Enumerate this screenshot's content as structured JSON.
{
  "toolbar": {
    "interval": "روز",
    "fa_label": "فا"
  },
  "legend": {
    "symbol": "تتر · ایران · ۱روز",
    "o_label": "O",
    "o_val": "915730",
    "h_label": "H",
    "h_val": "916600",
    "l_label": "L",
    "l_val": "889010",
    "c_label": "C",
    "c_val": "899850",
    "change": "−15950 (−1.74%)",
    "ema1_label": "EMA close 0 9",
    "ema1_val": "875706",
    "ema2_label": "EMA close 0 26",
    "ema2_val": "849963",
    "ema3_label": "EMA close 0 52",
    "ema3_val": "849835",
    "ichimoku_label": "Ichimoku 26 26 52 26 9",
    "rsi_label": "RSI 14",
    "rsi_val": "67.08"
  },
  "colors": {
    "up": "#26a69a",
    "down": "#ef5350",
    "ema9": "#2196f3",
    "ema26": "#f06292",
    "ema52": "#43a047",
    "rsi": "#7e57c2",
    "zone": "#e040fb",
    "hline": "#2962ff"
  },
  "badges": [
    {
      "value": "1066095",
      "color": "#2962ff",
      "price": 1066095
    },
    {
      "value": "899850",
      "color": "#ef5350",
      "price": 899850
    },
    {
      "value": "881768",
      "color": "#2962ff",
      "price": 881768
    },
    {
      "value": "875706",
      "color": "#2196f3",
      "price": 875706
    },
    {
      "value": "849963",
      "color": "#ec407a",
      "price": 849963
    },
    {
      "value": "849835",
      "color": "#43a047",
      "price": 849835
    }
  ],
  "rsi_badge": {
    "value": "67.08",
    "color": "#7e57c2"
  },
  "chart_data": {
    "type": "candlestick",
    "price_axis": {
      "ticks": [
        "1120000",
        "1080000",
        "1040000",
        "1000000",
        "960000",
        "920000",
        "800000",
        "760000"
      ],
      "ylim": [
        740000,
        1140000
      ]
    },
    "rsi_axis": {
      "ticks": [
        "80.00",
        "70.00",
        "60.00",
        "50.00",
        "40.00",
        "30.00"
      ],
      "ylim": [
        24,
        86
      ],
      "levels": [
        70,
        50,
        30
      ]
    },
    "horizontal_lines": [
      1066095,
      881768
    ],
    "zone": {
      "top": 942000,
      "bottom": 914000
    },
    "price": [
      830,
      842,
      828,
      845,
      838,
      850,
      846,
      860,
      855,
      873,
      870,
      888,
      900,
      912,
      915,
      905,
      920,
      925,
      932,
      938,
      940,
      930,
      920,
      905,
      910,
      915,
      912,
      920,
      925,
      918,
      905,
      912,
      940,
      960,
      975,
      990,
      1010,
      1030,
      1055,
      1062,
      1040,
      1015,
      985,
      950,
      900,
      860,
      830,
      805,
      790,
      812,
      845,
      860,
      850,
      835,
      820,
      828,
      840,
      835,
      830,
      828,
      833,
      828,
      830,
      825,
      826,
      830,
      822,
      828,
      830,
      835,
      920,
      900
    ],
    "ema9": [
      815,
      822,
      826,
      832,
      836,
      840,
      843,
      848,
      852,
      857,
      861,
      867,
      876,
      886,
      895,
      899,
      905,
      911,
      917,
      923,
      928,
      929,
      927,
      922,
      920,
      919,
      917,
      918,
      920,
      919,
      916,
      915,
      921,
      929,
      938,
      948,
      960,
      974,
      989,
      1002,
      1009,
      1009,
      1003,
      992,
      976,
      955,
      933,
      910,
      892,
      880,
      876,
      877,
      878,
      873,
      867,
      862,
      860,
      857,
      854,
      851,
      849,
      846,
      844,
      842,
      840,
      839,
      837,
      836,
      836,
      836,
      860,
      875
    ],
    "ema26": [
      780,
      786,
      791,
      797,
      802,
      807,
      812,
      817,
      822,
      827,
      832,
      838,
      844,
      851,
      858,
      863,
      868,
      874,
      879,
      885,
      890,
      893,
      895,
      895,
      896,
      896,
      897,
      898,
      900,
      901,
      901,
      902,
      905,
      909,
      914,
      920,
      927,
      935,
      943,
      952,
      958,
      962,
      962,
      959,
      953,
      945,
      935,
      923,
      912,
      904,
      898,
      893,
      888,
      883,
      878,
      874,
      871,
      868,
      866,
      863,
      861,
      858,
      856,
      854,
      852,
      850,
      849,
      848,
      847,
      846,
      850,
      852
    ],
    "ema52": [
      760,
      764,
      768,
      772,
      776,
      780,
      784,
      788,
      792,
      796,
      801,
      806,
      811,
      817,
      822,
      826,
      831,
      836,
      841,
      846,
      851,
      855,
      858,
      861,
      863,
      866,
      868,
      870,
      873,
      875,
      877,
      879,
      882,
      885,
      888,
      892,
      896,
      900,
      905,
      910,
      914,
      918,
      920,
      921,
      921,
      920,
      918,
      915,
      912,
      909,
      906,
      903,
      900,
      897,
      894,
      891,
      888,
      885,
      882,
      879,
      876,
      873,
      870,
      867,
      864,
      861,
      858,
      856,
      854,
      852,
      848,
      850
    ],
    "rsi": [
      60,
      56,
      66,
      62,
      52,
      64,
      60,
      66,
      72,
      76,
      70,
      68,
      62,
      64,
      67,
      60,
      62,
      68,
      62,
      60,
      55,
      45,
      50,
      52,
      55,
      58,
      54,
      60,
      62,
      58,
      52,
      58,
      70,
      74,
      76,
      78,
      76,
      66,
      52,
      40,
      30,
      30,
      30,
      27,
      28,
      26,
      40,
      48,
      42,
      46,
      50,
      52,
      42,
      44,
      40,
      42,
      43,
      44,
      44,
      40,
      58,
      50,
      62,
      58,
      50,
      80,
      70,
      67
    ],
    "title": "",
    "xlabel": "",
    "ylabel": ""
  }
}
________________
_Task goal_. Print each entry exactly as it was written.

_Output of the task_.
Enumerate this screenshot's content as structured JSON.
{
  "toolbar": {
    "interval": "روز",
    "fa_label": "فا"
  },
  "legend": {
    "symbol": "تتر · ایران · ۱روز",
    "o_label": "O",
    "o_val": "915730",
    "h_label": "H",
    "h_val": "916600",
    "l_label": "L",
    "l_val": "889010",
    "c_label": "C",
    "c_val": "899850",
    "change": "−15950 (−1.74%)",
    "ema1_label": "EMA close 0 9",
    "ema1_val": "875706",
    "ema2_label": "EMA close 0 26",
    "ema2_val": "849963",
    "ema3_label": "EMA close 0 52",
    "ema3_val": "849835",
    "ichimoku_label": "Ichimoku 26 26 52 26 9",
    "rsi_label": "RSI 14",
    "rsi_val": "67.08"
  },
  "colors": {
    "up": "#26a69a",
    "down": "#ef5350",
    "ema9": "#2196f3",
    "ema26": "#f06292",
    "ema52": "#43a047",
    "rsi": "#7e57c2",
    "zone": "#e040fb",
    "hline": "#2962ff"
  },
  "badges": [
    {
      "value": "1066095",
      "color": "#2962ff",
      "price": 1066095
    },
    {
      "value": "899850",
      "color": "#ef5350",
      "price": 899850
    },
    {
      "value": "881768",
      "color": "#2962ff",
      "price": 881768
    },
    {
      "value": "875706",
      "color": "#2196f3",
      "price": 875706
    },
    {
      "value": "849963",
      "color": "#ec407a",
      "price": 849963
    },
    {
      "value": "849835",
      "color": "#43a047",
      "price": 849835
    }
  ],
  "rsi_badge": {
    "value": "67.08",
    "color": "#7e57c2"
  },
  "chart_data": {
    "type": "candlestick",
    "price_axis": {
      "ticks": [
        "1120000",
        "1080000",
        "1040000",
        "1000000",
        "960000",
        "920000",
        "800000",
        "760000"
      ],
      "ylim": [
        740000,
        1140000
      ]
    },
    "rsi_axis": {
      "ticks": [
        "80.00",
        "70.00",
        "60.00",
        "50.00",
        "40.00",
        "30.00"
      ],
      "ylim": [
        24,
        86
      ],
      "levels": [
        70,
        50,
        30
      ]
    },
    "horizontal_lines": [
      1066095,
      881768
    ],
    "zone": {
      "top": 942000,
      "bottom": 914000
    },
    "price": [
      830,
      842,
      828,
      845,
      838,
      850,
      846,
      860,
      855,
      873,
      870,
      888,
      900,
      912,
      915,
      905,
      920,
      925,
      932,
      938,
      940,
      930,
      920,
      905,
      910,
      915,
      912,
      920,
      925,
      918,
      905,
      912,
      940,
      960,
      975,
      990,
      1010,
      1030,
      1055,
      1062,
      1040,
      1015,
      985,
      950,
      900,
      860,
      830,
      805,
      790,
      812,
      845,
      860,
      850,
      835,
      820,
      828,
      840,
      835,
      830,
      828,
      833,
      828,
      830,
      825,
      826,
      830,
      822,
      828,
      830,
      835,
      920,
      900
    ],
    "ema9": [
      815,
      822,
      826,
      832,
      836,
      840,
      843,
      848,
      852,
      857,
      861,
      867,
      876,
      886,
      895,
      899,
      905,
      911,
      917,
      923,
      928,
      929,
      927,
      922,
      920,
      919,
      917,
      918,
      920,
      919,
      916,
      915,
      921,
      929,
      938,
      948,
      960,
      974,
      989,
      1002,
      1009,
      1009,
      1003,
      992,
      976,
      955,
      933,
      910,
      892,
      880,
      876,
      877,
      878,
      873,
      867,
      862,
      860,
      857,
      854,
      851,
      849,
      846,
      844,
      842,
      840,
      839,
      837,
      836,
      836,
      836,
      860,
      875
    ],
    "ema26": [
      780,
      786,
      791,
      797,
      802,
      807,
      812,
      817,
      822,
      827,
      832,
      838,
      844,
      851,
      858,
      863,
      868,
      874,
      879,
      885,
      890,
      893,
      895,
      895,
      896,
      896,
      897,
      898,
      900,
      901,
      901,
      902,
      905,
      909,
      914,
      920,
      927,
      935,
      943,
      952,
      958,
      962,
      962,
      959,
      953,
      945,
      935,
      923,
      912,
      904,
      898,
      893,
      888,
      883,
      878,
      874,
      871,
      868,
      866,
      863,
      861,
      858,
      856,
      854,
      852,
      850,
      849,
      848,
      847,
      846,
      850,
      852
    ],
    "ema52": [
      760,
      764,
      768,
      772,
      776,
      780,
      784,
      788,
      792,
      796,
      801,
      806,
      811,
      817,
      822,
      826,
      831,
      836,
      841,
      846,
      851,
      855,
      858,
      861,
      863,
      866,
      868,
      870,
      873,
      875,
      877,
      879,
      882,
      885,
      888,
      892,
      896,
      900,
      905,
      910,
      914,
      918,
      920,
      921,
      921,
      920,
      918,
      915,
      912,
      909,
      906,
      903,
      900,
      897,
      894,
      891,
      888,
      885,
      882,
      879,
      876,
      873,
      870,
      867,
      864,
      861,
      858,
      856,
      854,
      852,
      848,
      850
    ],
    "rsi": [
      60,
      56,
      66,
      62,
      52,
      64,
      60,
      66,
      72,
      76,
      70,
      68,
      62,
      64,
      67,
      60,
      62,
      68,
      62,
      60,
      55,
      45,
      50,
      52,
      55,
      58,
      54,
      60,
      62,
      58,
      52,
      58,
      70,
      74,
      76,
      78,
      76,
      66,
      52,
      40,
      30,
      30,
      30,
      27,
      28,
      26,
      40,
      48,
      42,
      46,
      50,
      52,
      42,
      44,
      40,
      42,
      43,
      44,
      44,
      40,
      58,
      50,
      62,
      58,
      50,
      80,
      70,
      67
    ],
    "title": "",
    "xlabel": "",
    "ylabel": ""
  }
}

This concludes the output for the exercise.